■ Your objective
Search the material below for lines containing the string "title", and copy every one you find.

■ Source material
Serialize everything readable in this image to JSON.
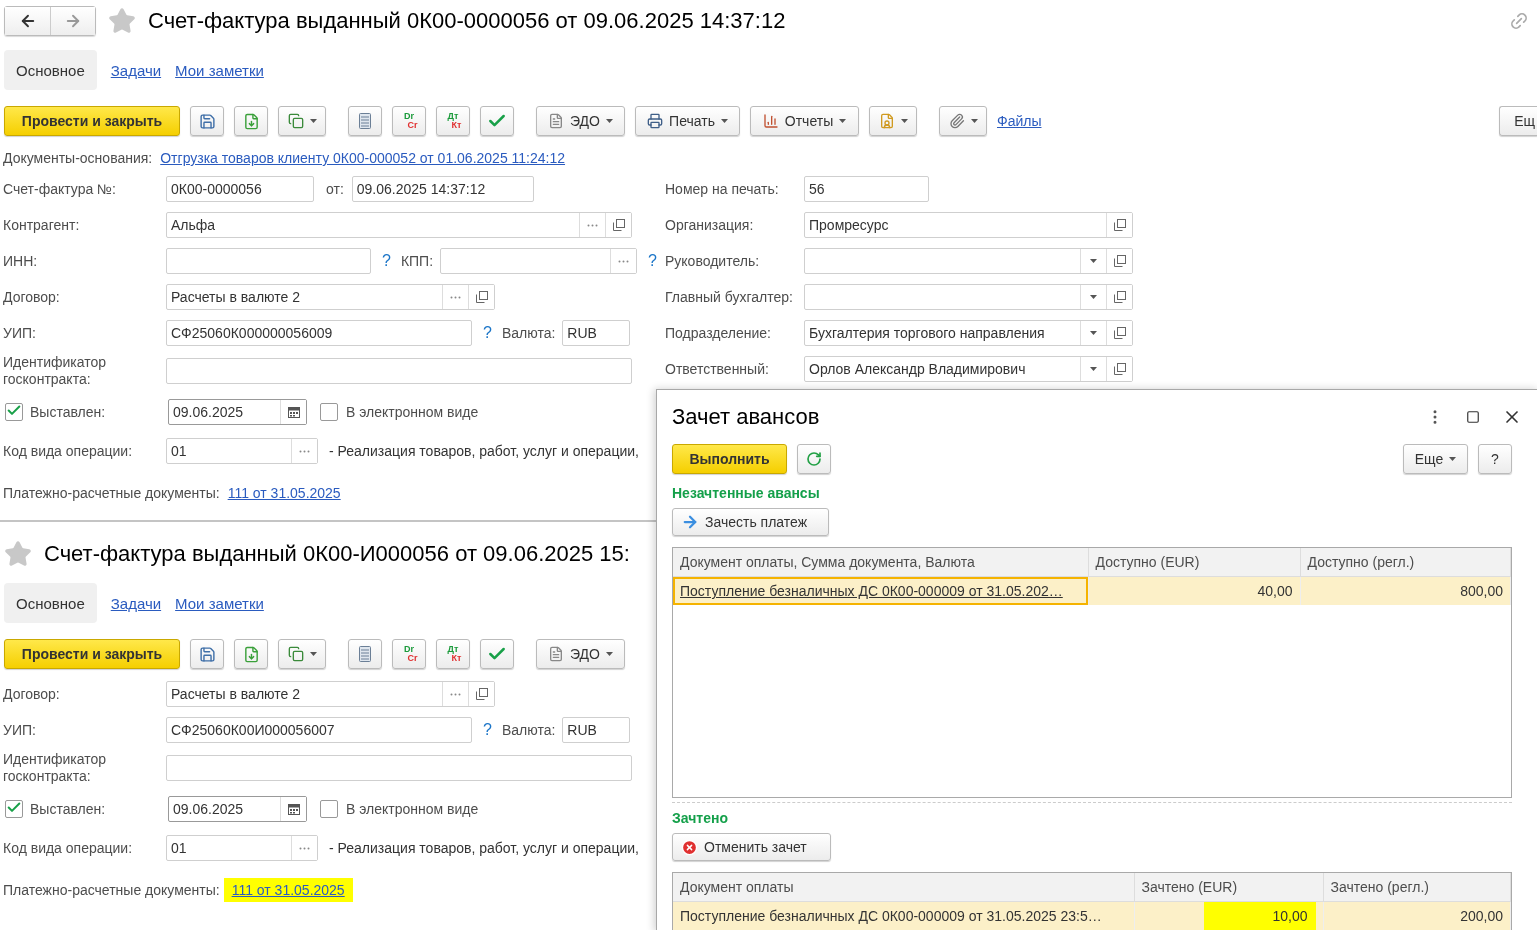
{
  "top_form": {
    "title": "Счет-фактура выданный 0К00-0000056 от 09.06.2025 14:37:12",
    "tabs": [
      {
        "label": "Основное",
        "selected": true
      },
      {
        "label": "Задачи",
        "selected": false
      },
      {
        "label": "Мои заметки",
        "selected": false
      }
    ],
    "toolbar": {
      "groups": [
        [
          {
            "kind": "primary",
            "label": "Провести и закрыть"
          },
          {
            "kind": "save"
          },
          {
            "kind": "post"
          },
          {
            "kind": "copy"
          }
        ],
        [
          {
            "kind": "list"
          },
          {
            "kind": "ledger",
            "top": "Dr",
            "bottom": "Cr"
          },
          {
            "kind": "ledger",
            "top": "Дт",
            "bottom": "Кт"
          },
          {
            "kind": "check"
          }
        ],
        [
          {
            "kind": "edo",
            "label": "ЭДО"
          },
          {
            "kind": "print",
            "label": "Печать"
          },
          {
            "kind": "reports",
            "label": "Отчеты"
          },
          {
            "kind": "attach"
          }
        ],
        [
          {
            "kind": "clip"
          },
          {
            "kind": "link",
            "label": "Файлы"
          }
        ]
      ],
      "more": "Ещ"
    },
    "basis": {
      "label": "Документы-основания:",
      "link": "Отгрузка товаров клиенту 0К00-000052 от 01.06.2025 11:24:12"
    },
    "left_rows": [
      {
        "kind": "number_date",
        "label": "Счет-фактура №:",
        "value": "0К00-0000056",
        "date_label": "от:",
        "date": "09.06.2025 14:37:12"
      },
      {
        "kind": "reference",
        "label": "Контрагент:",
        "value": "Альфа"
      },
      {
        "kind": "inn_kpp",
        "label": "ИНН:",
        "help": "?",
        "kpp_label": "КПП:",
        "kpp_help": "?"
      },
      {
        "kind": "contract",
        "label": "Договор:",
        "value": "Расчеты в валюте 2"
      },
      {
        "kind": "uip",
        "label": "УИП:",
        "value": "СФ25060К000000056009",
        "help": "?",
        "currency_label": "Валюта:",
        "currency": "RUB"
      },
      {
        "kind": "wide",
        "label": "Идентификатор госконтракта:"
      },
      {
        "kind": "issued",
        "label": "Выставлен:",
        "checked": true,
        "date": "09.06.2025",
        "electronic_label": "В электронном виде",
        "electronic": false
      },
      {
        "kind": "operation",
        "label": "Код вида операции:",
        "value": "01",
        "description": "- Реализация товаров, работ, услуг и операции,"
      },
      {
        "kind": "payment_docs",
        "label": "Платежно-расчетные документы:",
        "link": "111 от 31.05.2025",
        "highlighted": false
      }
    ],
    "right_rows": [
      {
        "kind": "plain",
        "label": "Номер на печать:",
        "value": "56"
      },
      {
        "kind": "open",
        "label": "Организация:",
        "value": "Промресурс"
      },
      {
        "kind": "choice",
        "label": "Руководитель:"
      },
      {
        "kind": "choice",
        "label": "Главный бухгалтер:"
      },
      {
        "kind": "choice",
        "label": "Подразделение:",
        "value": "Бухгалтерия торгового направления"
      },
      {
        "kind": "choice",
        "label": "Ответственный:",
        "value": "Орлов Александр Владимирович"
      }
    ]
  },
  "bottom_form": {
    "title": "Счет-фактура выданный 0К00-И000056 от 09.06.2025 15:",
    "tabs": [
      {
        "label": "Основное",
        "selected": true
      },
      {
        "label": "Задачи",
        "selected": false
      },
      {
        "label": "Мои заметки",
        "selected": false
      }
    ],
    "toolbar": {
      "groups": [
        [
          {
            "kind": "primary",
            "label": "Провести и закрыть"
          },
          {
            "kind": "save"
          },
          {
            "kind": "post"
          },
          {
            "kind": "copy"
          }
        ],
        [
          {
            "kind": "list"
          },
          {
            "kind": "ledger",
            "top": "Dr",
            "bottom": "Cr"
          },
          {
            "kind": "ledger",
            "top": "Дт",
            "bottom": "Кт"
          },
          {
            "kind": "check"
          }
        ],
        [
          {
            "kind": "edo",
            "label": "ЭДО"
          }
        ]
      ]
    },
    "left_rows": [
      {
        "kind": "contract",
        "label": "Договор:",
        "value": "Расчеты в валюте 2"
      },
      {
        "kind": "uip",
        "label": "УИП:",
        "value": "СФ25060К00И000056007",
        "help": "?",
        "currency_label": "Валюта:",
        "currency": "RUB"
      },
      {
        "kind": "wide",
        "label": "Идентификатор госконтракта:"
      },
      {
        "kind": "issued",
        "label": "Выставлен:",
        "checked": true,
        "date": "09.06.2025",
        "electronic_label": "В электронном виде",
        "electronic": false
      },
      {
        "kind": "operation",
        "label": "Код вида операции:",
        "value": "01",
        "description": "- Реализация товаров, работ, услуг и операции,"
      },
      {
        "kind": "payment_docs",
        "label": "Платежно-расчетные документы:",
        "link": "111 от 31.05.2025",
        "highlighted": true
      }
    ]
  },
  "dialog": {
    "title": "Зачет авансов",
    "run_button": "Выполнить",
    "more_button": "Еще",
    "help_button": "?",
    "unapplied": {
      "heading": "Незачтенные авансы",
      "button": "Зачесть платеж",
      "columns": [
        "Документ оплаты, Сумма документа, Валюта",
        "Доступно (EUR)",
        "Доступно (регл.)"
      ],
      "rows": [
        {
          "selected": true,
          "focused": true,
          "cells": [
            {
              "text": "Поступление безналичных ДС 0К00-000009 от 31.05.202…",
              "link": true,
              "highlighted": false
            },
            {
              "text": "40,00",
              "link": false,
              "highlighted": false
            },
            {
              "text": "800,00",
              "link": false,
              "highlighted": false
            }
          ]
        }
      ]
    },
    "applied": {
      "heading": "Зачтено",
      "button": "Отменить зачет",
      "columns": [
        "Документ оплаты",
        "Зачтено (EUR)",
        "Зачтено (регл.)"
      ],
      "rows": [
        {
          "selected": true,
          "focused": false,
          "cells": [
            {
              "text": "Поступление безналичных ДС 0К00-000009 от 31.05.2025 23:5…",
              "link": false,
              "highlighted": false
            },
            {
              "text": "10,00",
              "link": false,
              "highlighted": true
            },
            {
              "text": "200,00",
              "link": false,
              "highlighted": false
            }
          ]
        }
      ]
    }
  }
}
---
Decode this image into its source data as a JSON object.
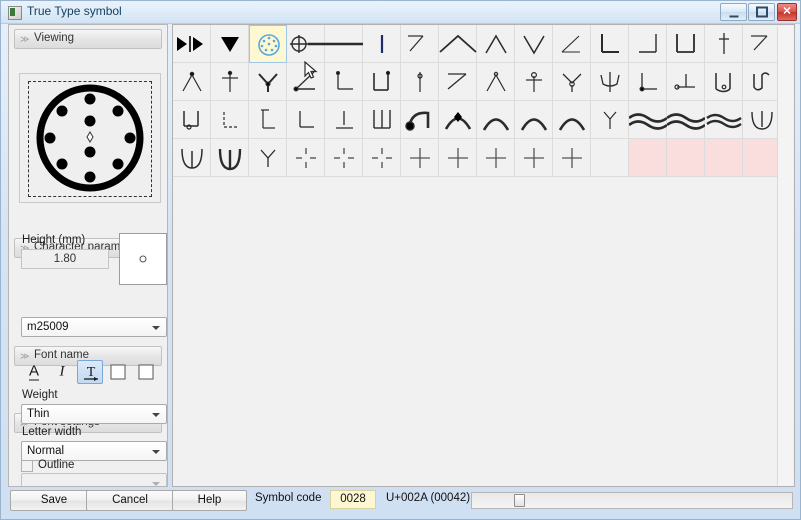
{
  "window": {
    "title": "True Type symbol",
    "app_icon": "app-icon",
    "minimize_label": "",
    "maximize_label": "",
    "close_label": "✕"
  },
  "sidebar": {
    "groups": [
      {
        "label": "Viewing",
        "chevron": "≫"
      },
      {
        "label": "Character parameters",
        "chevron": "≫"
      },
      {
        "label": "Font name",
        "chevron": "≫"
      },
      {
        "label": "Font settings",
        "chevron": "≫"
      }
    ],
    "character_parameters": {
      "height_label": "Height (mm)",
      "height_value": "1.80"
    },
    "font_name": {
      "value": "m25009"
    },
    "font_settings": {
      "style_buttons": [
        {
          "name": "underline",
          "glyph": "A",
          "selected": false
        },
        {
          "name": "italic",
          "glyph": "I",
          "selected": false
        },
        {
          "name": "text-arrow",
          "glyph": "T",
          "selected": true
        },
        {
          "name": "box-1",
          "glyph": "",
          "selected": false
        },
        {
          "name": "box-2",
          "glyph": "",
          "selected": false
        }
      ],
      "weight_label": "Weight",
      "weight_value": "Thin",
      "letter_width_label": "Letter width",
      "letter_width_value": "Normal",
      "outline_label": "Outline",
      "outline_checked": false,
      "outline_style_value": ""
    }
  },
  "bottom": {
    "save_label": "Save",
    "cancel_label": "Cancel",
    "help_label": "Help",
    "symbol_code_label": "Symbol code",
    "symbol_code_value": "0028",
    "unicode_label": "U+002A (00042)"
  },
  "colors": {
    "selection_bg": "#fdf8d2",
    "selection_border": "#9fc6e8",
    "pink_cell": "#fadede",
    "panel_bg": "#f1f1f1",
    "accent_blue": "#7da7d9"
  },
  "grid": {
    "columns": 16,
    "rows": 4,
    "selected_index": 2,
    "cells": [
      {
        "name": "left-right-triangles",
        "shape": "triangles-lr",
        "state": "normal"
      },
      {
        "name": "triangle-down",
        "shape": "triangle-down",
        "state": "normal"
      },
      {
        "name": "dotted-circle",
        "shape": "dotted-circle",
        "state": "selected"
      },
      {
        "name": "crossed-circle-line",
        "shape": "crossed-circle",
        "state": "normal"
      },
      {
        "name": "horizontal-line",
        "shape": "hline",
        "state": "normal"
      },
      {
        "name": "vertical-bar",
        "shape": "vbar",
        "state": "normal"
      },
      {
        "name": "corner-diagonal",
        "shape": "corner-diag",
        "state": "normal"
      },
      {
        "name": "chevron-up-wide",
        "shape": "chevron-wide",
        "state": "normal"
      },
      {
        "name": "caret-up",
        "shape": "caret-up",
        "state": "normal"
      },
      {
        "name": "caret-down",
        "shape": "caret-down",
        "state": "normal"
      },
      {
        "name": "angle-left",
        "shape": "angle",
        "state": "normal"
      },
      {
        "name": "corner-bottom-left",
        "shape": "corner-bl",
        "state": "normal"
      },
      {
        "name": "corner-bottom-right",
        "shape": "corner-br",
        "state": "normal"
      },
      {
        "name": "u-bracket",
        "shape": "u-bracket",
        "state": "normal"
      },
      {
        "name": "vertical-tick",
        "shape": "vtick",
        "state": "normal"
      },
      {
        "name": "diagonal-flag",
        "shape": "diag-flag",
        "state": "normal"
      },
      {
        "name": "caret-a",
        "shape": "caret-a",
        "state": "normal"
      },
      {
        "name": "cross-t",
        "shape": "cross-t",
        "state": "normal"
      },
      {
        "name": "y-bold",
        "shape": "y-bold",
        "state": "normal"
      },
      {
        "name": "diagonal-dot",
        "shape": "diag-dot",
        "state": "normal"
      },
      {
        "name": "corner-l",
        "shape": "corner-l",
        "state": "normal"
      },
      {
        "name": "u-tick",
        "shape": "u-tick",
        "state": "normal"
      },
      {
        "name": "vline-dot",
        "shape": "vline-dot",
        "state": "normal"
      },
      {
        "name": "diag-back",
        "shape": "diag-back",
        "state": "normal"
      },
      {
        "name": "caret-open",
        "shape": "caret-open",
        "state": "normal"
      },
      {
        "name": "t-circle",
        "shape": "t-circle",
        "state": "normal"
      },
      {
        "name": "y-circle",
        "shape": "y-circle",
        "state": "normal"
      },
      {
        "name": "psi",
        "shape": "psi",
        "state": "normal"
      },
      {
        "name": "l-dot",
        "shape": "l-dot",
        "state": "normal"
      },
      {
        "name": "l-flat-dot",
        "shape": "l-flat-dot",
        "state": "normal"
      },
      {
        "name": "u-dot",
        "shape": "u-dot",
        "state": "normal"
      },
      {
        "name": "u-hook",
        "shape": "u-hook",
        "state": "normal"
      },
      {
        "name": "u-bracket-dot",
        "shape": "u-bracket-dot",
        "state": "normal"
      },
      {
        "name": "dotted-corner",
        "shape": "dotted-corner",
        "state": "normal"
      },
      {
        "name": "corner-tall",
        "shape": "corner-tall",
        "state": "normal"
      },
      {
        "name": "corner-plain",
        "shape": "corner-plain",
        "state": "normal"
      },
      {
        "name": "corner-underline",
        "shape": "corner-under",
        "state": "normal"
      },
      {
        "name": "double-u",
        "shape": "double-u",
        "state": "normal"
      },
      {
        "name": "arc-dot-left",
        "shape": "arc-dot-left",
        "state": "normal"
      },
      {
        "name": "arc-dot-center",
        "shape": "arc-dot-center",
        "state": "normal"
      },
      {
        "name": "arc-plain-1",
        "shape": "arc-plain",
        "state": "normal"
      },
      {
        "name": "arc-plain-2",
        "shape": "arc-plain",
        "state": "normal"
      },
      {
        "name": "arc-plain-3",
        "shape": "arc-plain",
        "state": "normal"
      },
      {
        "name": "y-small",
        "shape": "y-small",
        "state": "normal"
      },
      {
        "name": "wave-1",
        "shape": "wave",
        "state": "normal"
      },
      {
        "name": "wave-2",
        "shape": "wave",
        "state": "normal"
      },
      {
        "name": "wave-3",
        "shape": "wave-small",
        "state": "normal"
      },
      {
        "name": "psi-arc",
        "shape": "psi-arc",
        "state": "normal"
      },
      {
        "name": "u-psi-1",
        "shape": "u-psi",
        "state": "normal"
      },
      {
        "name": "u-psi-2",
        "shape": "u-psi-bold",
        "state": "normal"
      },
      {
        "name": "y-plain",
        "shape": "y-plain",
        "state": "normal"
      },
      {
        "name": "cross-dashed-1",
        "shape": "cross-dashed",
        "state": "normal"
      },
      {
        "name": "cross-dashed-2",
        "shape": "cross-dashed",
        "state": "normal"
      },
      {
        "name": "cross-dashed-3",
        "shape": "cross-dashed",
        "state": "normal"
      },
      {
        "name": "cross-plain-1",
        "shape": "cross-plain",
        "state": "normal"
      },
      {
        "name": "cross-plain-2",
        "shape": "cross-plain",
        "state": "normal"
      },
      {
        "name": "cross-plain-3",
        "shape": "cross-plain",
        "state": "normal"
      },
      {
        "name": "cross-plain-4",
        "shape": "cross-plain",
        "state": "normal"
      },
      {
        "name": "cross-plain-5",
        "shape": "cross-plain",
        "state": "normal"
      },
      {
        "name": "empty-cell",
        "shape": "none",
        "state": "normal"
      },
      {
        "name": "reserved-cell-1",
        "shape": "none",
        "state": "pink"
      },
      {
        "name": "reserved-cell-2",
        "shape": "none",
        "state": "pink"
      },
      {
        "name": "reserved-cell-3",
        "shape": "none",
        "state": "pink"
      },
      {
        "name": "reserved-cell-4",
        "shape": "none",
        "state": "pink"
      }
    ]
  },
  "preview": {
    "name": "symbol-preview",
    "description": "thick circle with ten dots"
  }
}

■ Task result
    "title": "Счет-фактура выданный 0К00-0000056 от 09.06.2025 14:37:12",
    "title": "Счет-фактура выданный 0К00-И000056 от 09.06.2025 15:",
    "title": "Зачет авансов",
    "title": "True Type symbol",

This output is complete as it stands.